Defe_okorouring sensemaking, users often create external representations to help them make sense of what they know, and what they need to know. In doing so, they necessarily adopt or construct some form of representational language using the tools at hand. By describing such languages implicit in representations we believe that we are better able to describe and differentiate what users do and better able to describe and differentiate interfaces that might support them. Drawing on approaches to the analysis of language, and in particular, Mann and Thompson’s Rhetorical Structure Theory, we analyse the representations that users create to expose their underlying ‘visual grammar’. We do this in the context of a user study involving evidential reasoning.
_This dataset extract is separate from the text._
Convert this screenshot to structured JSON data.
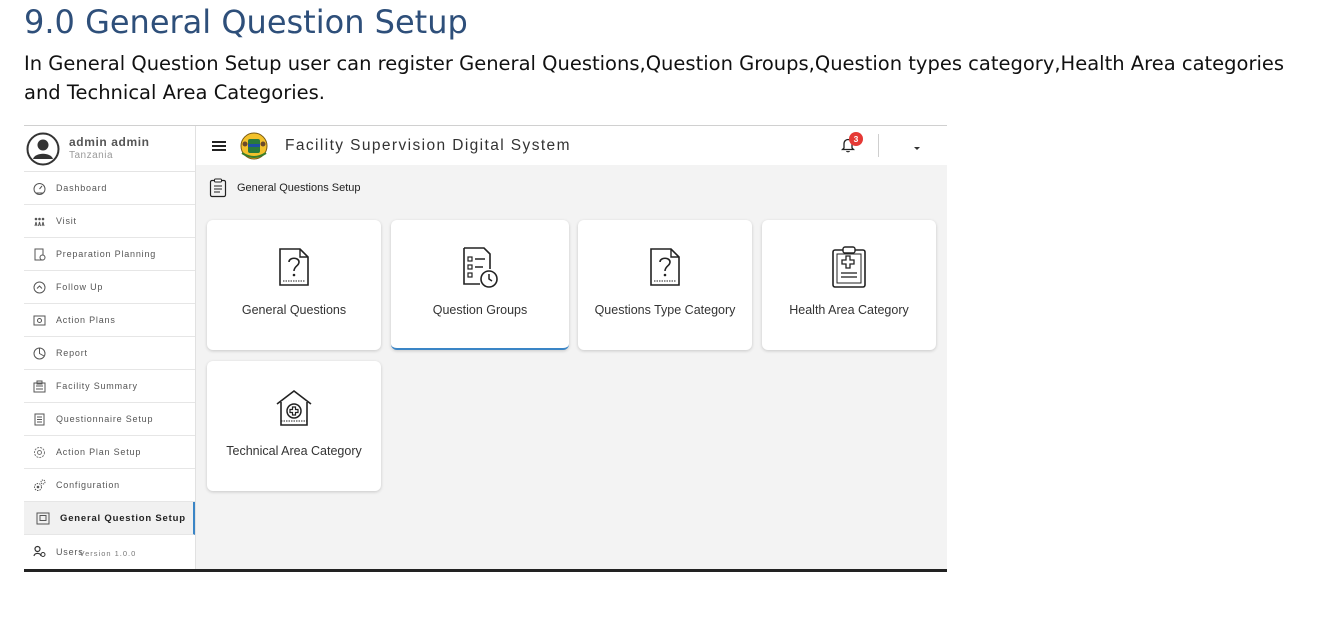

Participants were asked to address an adapted version of the IEEE VAST 2011 mini challenge 3 (interpret a potential terrorist plot implicit in a set of news reports). We show  how our approach enables the unpacking of  heterogeneous and embedded nature of user-generated representations and allows us to show how  visual grammars can evolve and become more complex over time in response to evolving sensemaking needs.

simonDr Simon Attfield is Associate Professor of Human Centred Technology at the Interaction Design Centre, Middlesex University. His research involves understanding how people think about and work with information, processes involved in sensemaking, and implications for interactive systems design, including the design and evaluation of information visualisation. He has conducted user-research in military signals intelligence and patterns of life analysis, crime-analysis, news writing, corporate investigations and healthcare. He teaches Human Computer Interaction and Interaction Design. He received a B.A. in Philosophy and a BSc. in Experimental Psychology from Sussex University, and a PhD in Human Computer Interaction from University College London.

Rethinking Decision Making in Complex Work Settings: Beyond Human Cognition to the Social Landscape

Nallini Selvaraj (presenting) and Bob Fields

Presentation slides

Nallini-smallThis paper presents a fusion of ideas across disciplines to study and conceptualize decision making. Typically, decision making is approached as a cognitive process. Nevertheless, there is a growing shift in perception towards decision making as more than a cerebral activity to one being situated, embedded and embodied in the social landscape of work activities. Research addressing these aspects is still in its infancy and more work is required to develop the notions. The research presented in here makes a theoretical contribution to this shift. Taking a Computer Supported Cooperative Work (CSCW) perspective, this paper explores how decision making is articulated in the cooperative arrangement of a complex work setting. In the process, it explicates the situated, embedded and embodied nature of decision making. The paper reflects on conventional notions of decision making and demonstrates its differentiated nature during every day work performance in a real-world complex work setting.